** Opening DATASET EXCERPTS block **

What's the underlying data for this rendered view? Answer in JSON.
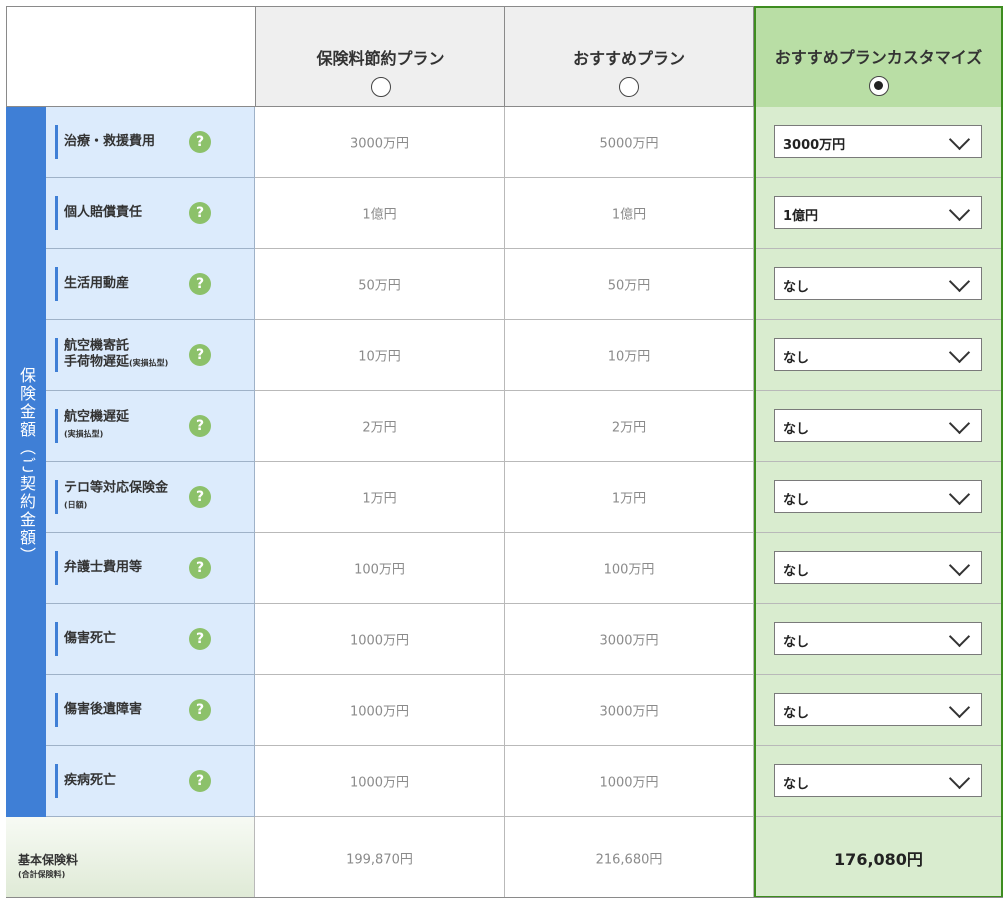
{
  "plans": [
    {
      "name": "保険料節約プラン",
      "selected": false
    },
    {
      "name": "おすすめプラン",
      "selected": false
    },
    {
      "name": "おすすめプランカスタマイズ",
      "selected": true
    }
  ],
  "sidebar_label": "保険金額（ご契約金額）",
  "rows": [
    {
      "label": "治療・救援費用",
      "sub": "",
      "saving": "3000万円",
      "recommended": "5000万円",
      "custom": "3000万円"
    },
    {
      "label": "個人賠償責任",
      "sub": "",
      "saving": "1億円",
      "recommended": "1億円",
      "custom": "1億円"
    },
    {
      "label": "生活用動産",
      "sub": "",
      "saving": "50万円",
      "recommended": "50万円",
      "custom": "なし"
    },
    {
      "label": "航空機寄託",
      "label2": "手荷物遅延",
      "sub": "(実損払型)",
      "saving": "10万円",
      "recommended": "10万円",
      "custom": "なし"
    },
    {
      "label": "航空機遅延",
      "sub": "(実損払型)",
      "saving": "2万円",
      "recommended": "2万円",
      "custom": "なし"
    },
    {
      "label": "テロ等対応保険金",
      "sub": "(日額)",
      "saving": "1万円",
      "recommended": "1万円",
      "custom": "なし"
    },
    {
      "label": "弁護士費用等",
      "sub": "",
      "saving": "100万円",
      "recommended": "100万円",
      "custom": "なし"
    },
    {
      "label": "傷害死亡",
      "sub": "",
      "saving": "1000万円",
      "recommended": "3000万円",
      "custom": "なし"
    },
    {
      "label": "傷害後遺障害",
      "sub": "",
      "saving": "1000万円",
      "recommended": "3000万円",
      "custom": "なし"
    },
    {
      "label": "疾病死亡",
      "sub": "",
      "saving": "1000万円",
      "recommended": "1000万円",
      "custom": "なし"
    }
  ],
  "footer": {
    "label": "基本保険料",
    "sublabel": "(合計保険料)",
    "saving": "199,870円",
    "recommended": "216,680円",
    "custom": "176,080円"
  },
  "help_icon": "question-circle-icon",
  "colors": {
    "blue": "#3f7fd6",
    "green": "#8cc16a",
    "custom_bg": "#d9eccf",
    "custom_border": "#3d8c1f"
  }
}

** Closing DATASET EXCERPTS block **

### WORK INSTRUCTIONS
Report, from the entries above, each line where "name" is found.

### FINISHED EXERCISE
      "name": "保険料節約プラン",
      "name": "おすすめプラン",
      "name": "おすすめプランカスタマイズ",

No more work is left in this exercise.